It could be argued that cave paintings were an early example of document management, but we start our DM history with the 'game changer' of its day, the nineteenth century filing cabinet. The cabinet in its many forms was the mainstay of paper document management for more than a century until it faced a recent backlash from modernists, techies and green activists.
1. The Filing Cabinet
The history of document management may have started with cave drawings, but our first chapter begins with Edwin Siebels who invented the filing cabinet in the 1880s to solve problems in a world with ADMD (Acute Document Management Disorder)
2. The Server
With the advent of computing, electronic document management (EDM) started to address the curse of office spaces full of filing cabinets.
Benefits and business drivers: Reclaim unproductive space; Reduce storage costs Improve incidence of loss
Issues: Computing costs; Unstructured documents
3. The PC

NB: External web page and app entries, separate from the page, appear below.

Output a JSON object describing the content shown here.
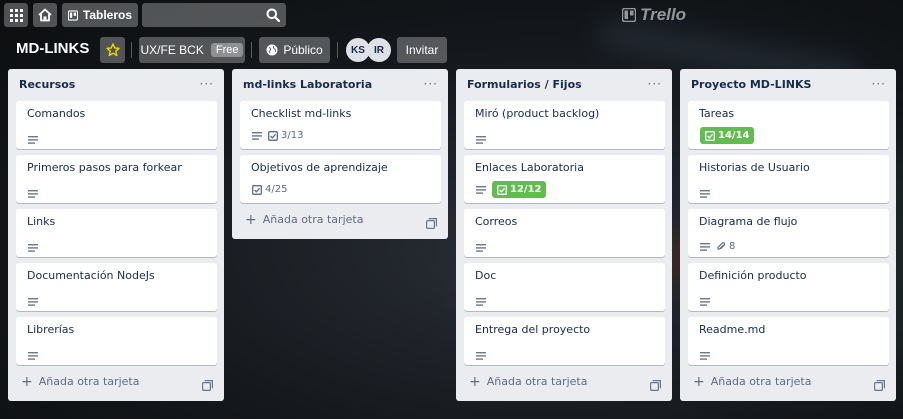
{
  "header": {
    "boards_label": "Tableros",
    "logo_text": "Trello",
    "search_placeholder": ""
  },
  "board": {
    "title": "MD-LINKS",
    "team": "UX/FE BCK",
    "plan_badge": "Free",
    "visibility": "Público",
    "members": [
      "KS",
      "IR"
    ],
    "invite_label": "Invitar"
  },
  "add_card_label": "Añada otra tarjeta",
  "colors": {
    "list_bg": "#ebecf0",
    "checklist_done": "#61bd4f",
    "star": "#f2d600"
  },
  "lists": [
    {
      "title": "Recursos",
      "cards": [
        {
          "title": "Comandos",
          "desc": true
        },
        {
          "title": "Primeros pasos para forkear",
          "desc": true
        },
        {
          "title": "Links",
          "desc": true
        },
        {
          "title": "Documentación NodeJs",
          "desc": true
        },
        {
          "title": "Librerías",
          "desc": true
        }
      ]
    },
    {
      "title": "md-links Laboratoria",
      "cards": [
        {
          "title": "Checklist md-links",
          "desc": true,
          "checklist": "3/13",
          "done": false
        },
        {
          "title": "Objetivos de aprendizaje",
          "desc": false,
          "checklist": "4/25",
          "done": false
        }
      ]
    },
    {
      "title": "Formularios / Fijos",
      "cards": [
        {
          "title": "Miró (product backlog)",
          "desc": true
        },
        {
          "title": "Enlaces Laboratoria",
          "desc": true,
          "checklist": "12/12",
          "done": true
        },
        {
          "title": "Correos",
          "desc": true
        },
        {
          "title": "Doc",
          "desc": true
        },
        {
          "title": "Entrega del proyecto",
          "desc": true
        }
      ]
    },
    {
      "title": "Proyecto MD-LINKS",
      "cards": [
        {
          "title": "Tareas",
          "desc": false,
          "checklist": "14/14",
          "done": true
        },
        {
          "title": "Historias de Usuario",
          "desc": true
        },
        {
          "title": "Diagrama de flujo",
          "desc": true,
          "attachments": "8"
        },
        {
          "title": "Definición producto",
          "desc": true
        },
        {
          "title": "Readme.md",
          "desc": true
        }
      ]
    }
  ]
}
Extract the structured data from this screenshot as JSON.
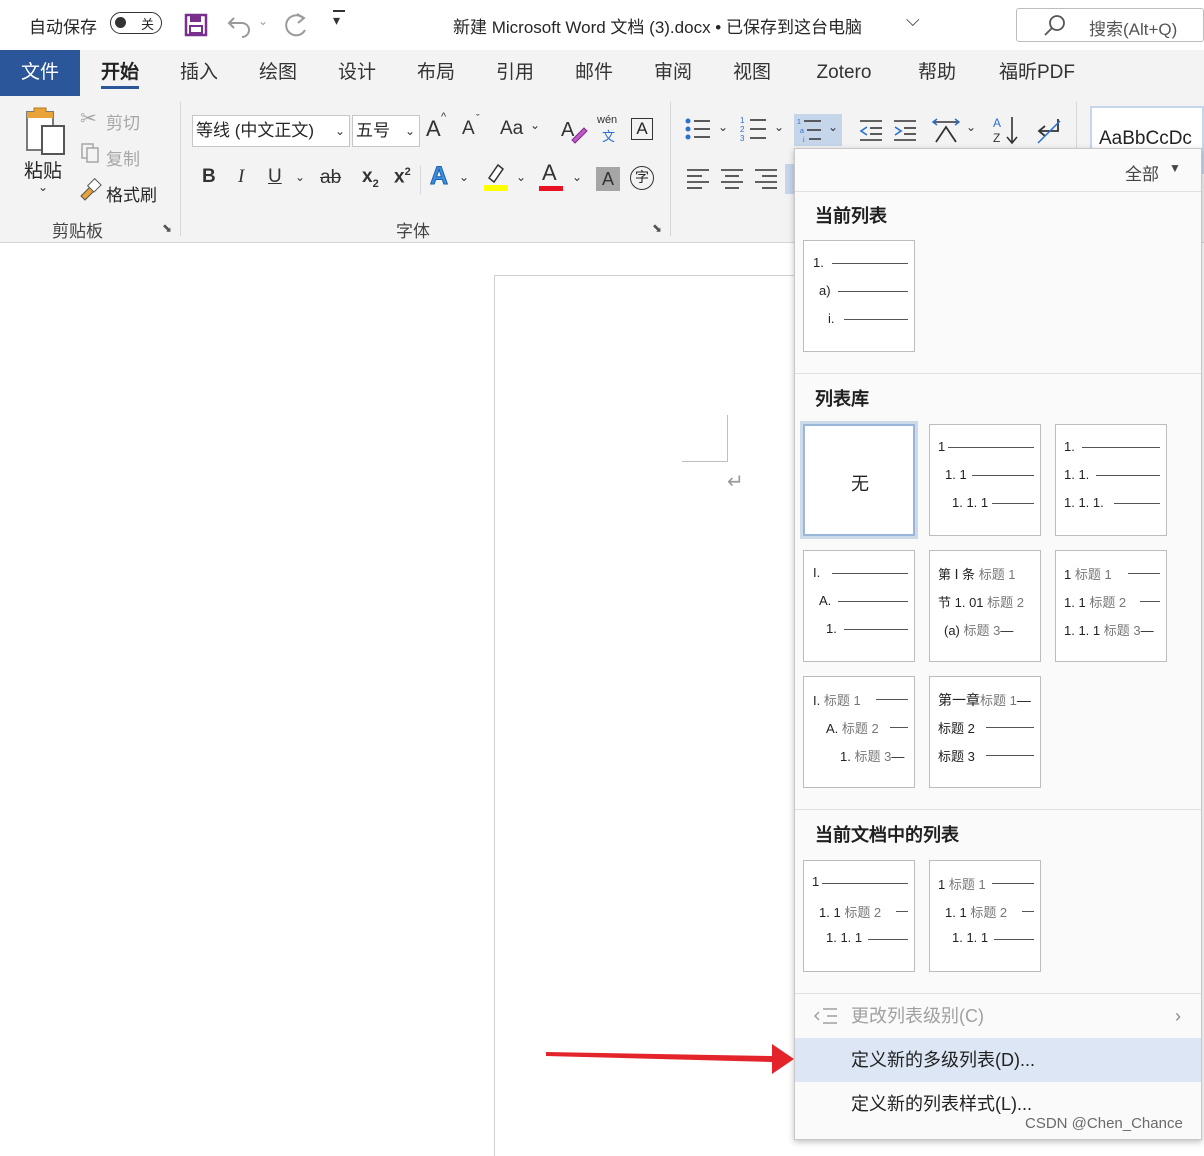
{
  "titlebar": {
    "autosave_label": "自动保存",
    "autosave_state": "关",
    "doc_title": "新建 Microsoft Word 文档 (3).docx • 已保存到这台电脑",
    "search_placeholder": "搜索(Alt+Q)"
  },
  "tabs": [
    "文件",
    "开始",
    "插入",
    "绘图",
    "设计",
    "布局",
    "引用",
    "邮件",
    "审阅",
    "视图",
    "Zotero",
    "帮助",
    "福昕PDF"
  ],
  "active_tab": "开始",
  "ribbon": {
    "clipboard": {
      "paste": "粘贴",
      "cut": "剪切",
      "copy": "复制",
      "format_painter": "格式刷",
      "group_label": "剪贴板"
    },
    "font": {
      "font_name": "等线 (中文正文)",
      "font_size": "五号",
      "grow": "A",
      "shrink": "A",
      "change_case": "Aa",
      "phonetic_top": "wén",
      "phonetic_bottom": "文",
      "bold": "B",
      "italic": "I",
      "underline": "U",
      "strike": "ab",
      "subscript": "x",
      "superscript": "x",
      "subscript_mark": "2",
      "superscript_mark": "2",
      "text_effect": "A",
      "font_color": "A",
      "char_shading": "A",
      "enclose_char": "字",
      "group_label": "字体"
    },
    "styles_preview": "AaBbCcDc"
  },
  "colors": {
    "accent": "#2b579a",
    "highlight_yellow": "#ffff00",
    "font_red": "#e81123",
    "arrow_red": "#e3242b",
    "menu_highlight": "#dce6f4"
  },
  "menu": {
    "filter_label": "全部",
    "sections": {
      "current": "当前列表",
      "library": "列表库",
      "in_document": "当前文档中的列表"
    },
    "current_thumb": [
      "1.",
      "a)",
      "i."
    ],
    "library": {
      "none_label": "无",
      "t2": [
        "1",
        "1. 1",
        "1. 1. 1"
      ],
      "t3": [
        "1.",
        "1. 1.",
        "1. 1. 1."
      ],
      "t4": [
        "I.",
        "A.",
        "1."
      ],
      "t5": {
        "l1_prefix": "第 Ⅰ 条",
        "l2_prefix": "节 1. 01",
        "l3_prefix": "(a)",
        "l1_suffix": "标题 1",
        "l2_suffix": "标题 2",
        "l3_suffix": "标题 3"
      },
      "t6": {
        "l1": "1",
        "l2": "1. 1",
        "l3": "1. 1. 1",
        "s1": "标题 1",
        "s2": "标题 2",
        "s3": "标题 3"
      },
      "t7": {
        "l1": "I.",
        "l2": "A.",
        "l3": "1.",
        "s1": "标题 1",
        "s2": "标题 2",
        "s3": "标题 3"
      },
      "t8": {
        "l1_prefix": "第一章",
        "s1": "标题 1",
        "s2": "标题 2",
        "s3": "标题 3"
      }
    },
    "document_lists": {
      "d1": {
        "l1": "1",
        "l2": "1. 1",
        "l3": "1. 1. 1",
        "s2": "标题 2"
      },
      "d2": {
        "l1": "1",
        "l2": "1. 1",
        "l3": "1. 1. 1",
        "s1": "标题 1",
        "s2": "标题 2"
      }
    },
    "items": {
      "change_level": "更改列表级别(C)",
      "define_new_multilevel": "定义新的多级列表(D)...",
      "define_new_style": "定义新的列表样式(L)..."
    }
  },
  "watermark": "CSDN @Chen_Chance"
}
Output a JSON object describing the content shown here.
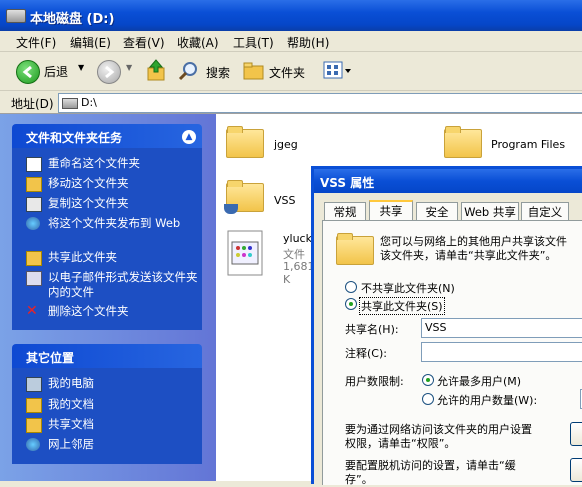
{
  "window": {
    "title": "本地磁盘 (D:)"
  },
  "menu": [
    "文件(F)",
    "编辑(E)",
    "查看(V)",
    "收藏(A)",
    "工具(T)",
    "帮助(H)"
  ],
  "toolbar": {
    "back": "后退",
    "search": "搜索",
    "folders": "文件夹"
  },
  "address": {
    "label": "地址(D)",
    "value": "D:\\"
  },
  "tasks": {
    "header": "文件和文件夹任务",
    "items": [
      "重命名这个文件夹",
      "移动这个文件夹",
      "复制这个文件夹",
      "将这个文件夹发布到 Web",
      "共享此文件夹",
      "以电子邮件形式发送该文件夹内的文件",
      "删除这个文件夹"
    ]
  },
  "places": {
    "header": "其它位置",
    "items": [
      "我的电脑",
      "我的文档",
      "共享文档",
      "网上邻居"
    ]
  },
  "files": {
    "jgeg": "jgeg",
    "program_files": "Program Files",
    "vss": "VSS",
    "yluck_name": "yluck",
    "yluck_type": "文件",
    "yluck_size": "1,681 K"
  },
  "dialog": {
    "title": "VSS 属性",
    "tabs": [
      "常规",
      "共享",
      "安全",
      "Web 共享",
      "自定义"
    ],
    "description": "您可以与网络上的其他用户共享该文件夹。要共享该文件夹，请单击“共享此文件夹”。",
    "desc_line1": "您可以与网络上的其他用户共享该文件",
    "desc_line2": "该文件夹，请单击“共享此文件夹”。",
    "no_share": "不共享此文件夹(N)",
    "share": "共享此文件夹(S)",
    "share_name_label": "共享名(H):",
    "share_name_value": "VSS",
    "comment_label": "注释(C):",
    "user_limit_label": "用户数限制:",
    "max_users": "允许最多用户(M)",
    "allowed_users": "允许的用户数量(W):",
    "perm_line1": "要为通过网络访问该文件夹的用户设置",
    "perm_line2": "权限，请单击“权限”。",
    "cache_line1": "要配置脱机访问的设置，请单击“缓",
    "cache_line2": "存”。"
  }
}
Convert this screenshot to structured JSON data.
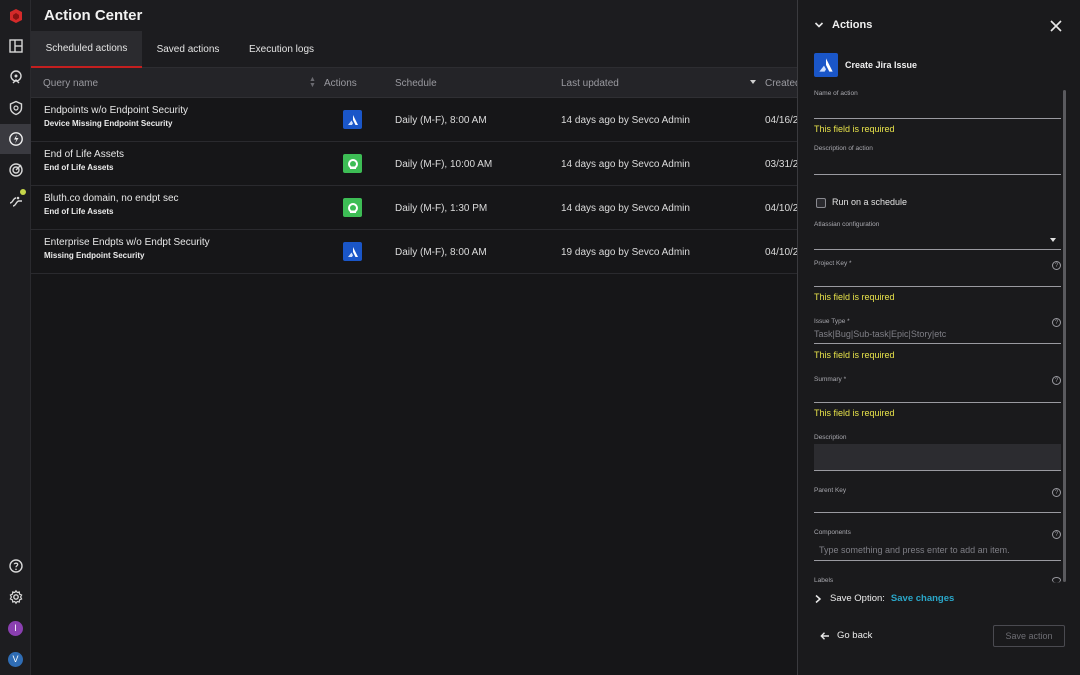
{
  "app": {
    "title": "Action Center"
  },
  "tabs": [
    {
      "label": "Scheduled actions",
      "active": true
    },
    {
      "label": "Saved actions",
      "active": false
    },
    {
      "label": "Execution logs",
      "active": false
    }
  ],
  "table": {
    "columns": [
      "Query name",
      "Actions",
      "Schedule",
      "Last updated",
      "Created"
    ],
    "rows": [
      {
        "name": "Endpoints w/o Endpoint Security",
        "subtitle": "Device Missing Endpoint Security",
        "action_icon": "jira-icon",
        "schedule": "Daily (M-F), 8:00 AM",
        "last_updated": "14 days ago by Sevco Admin",
        "created": "04/16/2"
      },
      {
        "name": "End of Life Assets",
        "subtitle": "End of Life Assets",
        "action_icon": "service-icon",
        "schedule": "Daily (M-F), 10:00 AM",
        "last_updated": "14 days ago by Sevco Admin",
        "created": "03/31/2"
      },
      {
        "name": "Bluth.co domain, no endpt sec",
        "subtitle": "End of Life Assets",
        "action_icon": "service-icon",
        "schedule": "Daily (M-F), 1:30 PM",
        "last_updated": "14 days ago by Sevco Admin",
        "created": "04/10/2"
      },
      {
        "name": "Enterprise Endpts w/o Endpt Security",
        "subtitle": "Missing Endpoint Security",
        "action_icon": "jira-icon",
        "schedule": "Daily (M-F), 8:00 AM",
        "last_updated": "19 days ago by Sevco Admin",
        "created": "04/10/2"
      }
    ]
  },
  "panel": {
    "title": "Actions",
    "action_name": "Create Jira Issue",
    "fields": {
      "name_label": "Name of action",
      "description_of_action_label": "Description of action",
      "run_schedule_label": "Run on a schedule",
      "atlassian_label": "Atlassian configuration",
      "project_key_label": "Project Key *",
      "issue_type_label": "Issue Type *",
      "issue_type_placeholder": "Task|Bug|Sub-task|Epic|Story|etc",
      "summary_label": "Summary *",
      "description_label": "Description",
      "parent_key_label": "Parent Key",
      "components_label": "Components",
      "components_placeholder": "Type something and press enter to add an item.",
      "labels_label": "Labels"
    },
    "required_msg": "This field is required",
    "save_option_label": "Save Option:",
    "save_option_value": "Save changes",
    "go_back": "Go back",
    "save_action": "Save action"
  },
  "user_avatars": [
    "I",
    "V"
  ],
  "colors": {
    "accent": "#c41f1f",
    "required": "#e8e34a",
    "link": "#2aa7c9",
    "jira": "#1a56c8",
    "service": "#3dbd55"
  }
}
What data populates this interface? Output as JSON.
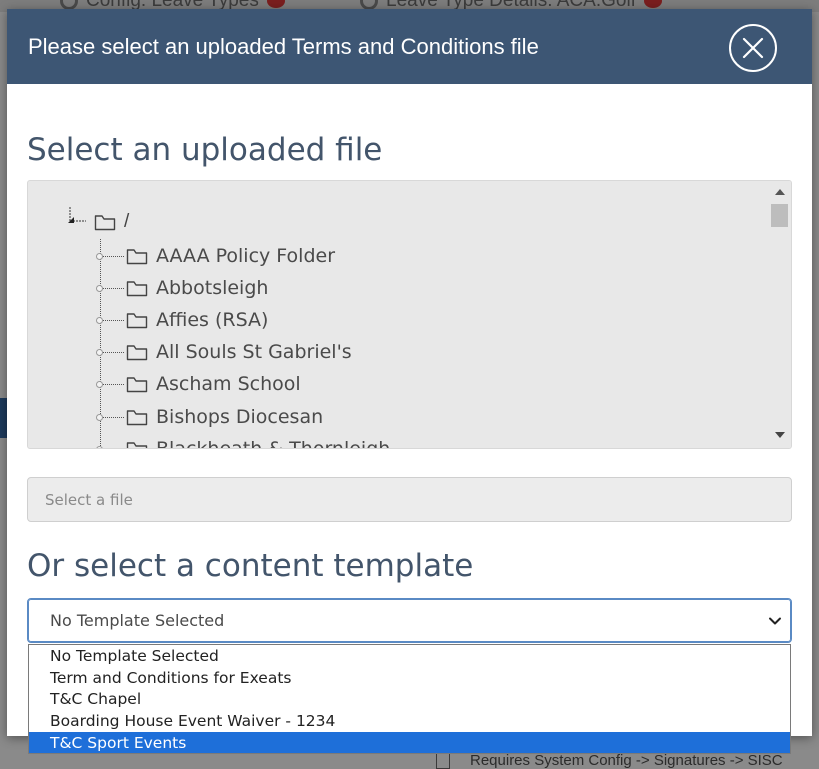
{
  "background": {
    "tabs": [
      {
        "label": "Config: Leave Types"
      },
      {
        "label": "Leave Type Details: ACA.Golf"
      }
    ],
    "footer_text": "Requires System Config -> Signatures -> SISC"
  },
  "modal": {
    "title": "Please select an uploaded Terms and Conditions file",
    "section_file_title": "Select an uploaded file",
    "tree": {
      "root": "/",
      "items": [
        {
          "label": "AAAA Policy Folder"
        },
        {
          "label": "Abbotsleigh"
        },
        {
          "label": "Affies (RSA)"
        },
        {
          "label": "All Souls St Gabriel's"
        },
        {
          "label": "Ascham School"
        },
        {
          "label": "Bishops Diocesan"
        },
        {
          "label": "Blackheath & Thornleigh"
        }
      ]
    },
    "file_input": {
      "placeholder": "Select a file",
      "value": ""
    },
    "section_template_title": "Or select a content template",
    "template_select": {
      "value": "No Template Selected",
      "options": [
        {
          "label": "No Template Selected",
          "selected": false
        },
        {
          "label": "Term and Conditions for Exeats",
          "selected": false
        },
        {
          "label": "T&C Chapel",
          "selected": false
        },
        {
          "label": "Boarding House Event Waiver - 1234",
          "selected": false
        },
        {
          "label": "T&C Sport Events",
          "selected": true
        }
      ]
    }
  },
  "colors": {
    "header_bg": "#3d5674",
    "title_text": "#43556b",
    "highlight": "#1e6fd9",
    "select_border": "#5a8ac4"
  }
}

When PCs started to get distributed and connected on a LAN (local area network), companies were able to create and store documents on their computers. However, new capability also meant unstructured documents proliferating and being scattered everywhere.There was also an eight-dot-three character naming convention and lack of control of documents that hampered the early days of EDM caused issues. Plus we saw early signs of some issues that persist today in many organisations: no version control, no audit trail and lack of security
Benefits and business drivers: In-house capabilities; Electronic ease
Issues: Difficult to manage, track and control; Security
4. Electronic Document Management Systems
Electronic document management (EDMS) evolved in the 80s. Initially EDMS was a complicated tool managed by expert operators. By the early 90s user-friendly systems saw the emergence of knowledge workers using DMS in their roles, which then extended to non-specialist staff. We also started to see more collaboration with clients using EDMS and automated processes such as the retention and timely destruction of records.
Benefits and business drivers: Role-based effectiveness; Collaboration with customers; Data capture in multiple formats; Automated document destruction
Issues: Aligning EDMS to business processes; Searching for documents
5. The Search Engine
With thousands of documents scattered digitally, the issue of locating documents became increasingly important, which sparked game-changing innovation. DMS providers began to integrate full text searching. Companies can now find any document in their DMS in seconds.
Benefits and business drivers: System efficiency; Staff productivity; Operations’ speed
Issues: Optimising data capture, storage and retrieval
6. The Scanner
Scanners have been part of the EDM landscape since the mid-1980s and have become progressively faster, simpler to use, and more integrated. Scanner technology today means anyone can take a 50 page document, attach a barcode to it, and automatically scan directly into their DMS ready to edit, share, and collaborate.
Benefits and business drivers: Reduced reliance on paper; Fast, cost effective technology; Office and staff empowerment
7. The Cloud
The Internet means companies have a choice about how they manage documents depending on their specific circumstances, budgets and preferences. Companies are not totally reliant on local servers to host their data or IT staff to maintain it. They can choose to outsource their servers, IT staff and software to the cloud. Software-as-a-service (Saas) means the DMS infrastructure is pre-built in the cloud and software is available on-demand via a web browser.
Benefits and business drivers: Infrastructure and cost options; More forms of remote working; Entry level EDM options
Issues: Making the right EDM deployment choice
8. Smart Devices
Smart phones make ‘information at your fingertips’ a reality. Users can access their entire document database, as well search documents and share them externally directly from their phone or tablet.
Benefits and business drivers: Portability; Convenience; Speed;
Electronic Document Management today
On the one hand, in many companies knowledge workers still waste 25% of their time searching for the right version of a document. On the other, progressive companies are exploiting EDM to the full by integrating EDM with their business processes and functions such as dynamic workflow design, automated workflow and business intelligence dashboards.
EDM is also at the forefront of compliance management and easy-to-manage retention policy implementation.
Business process review; Dynamic workflow design; Automated workflow; Checkpoint alerts; Inter-departmental efficiency; Multi-site EDMS integration; Remote working effectiveness; Compliance management; Robust security; Document retention policy management;100% audit trails; Business intelligence dashboards; Customisable user interface; Deployment and access options; Partner, customer and supplier processes and collaboration; Speed, efficiency and productivity
For an introduction to EDMS, to join us on one of our regular webinars or seminars, or to speak about hot topics and advanced EDMS functions, contact Document Logistix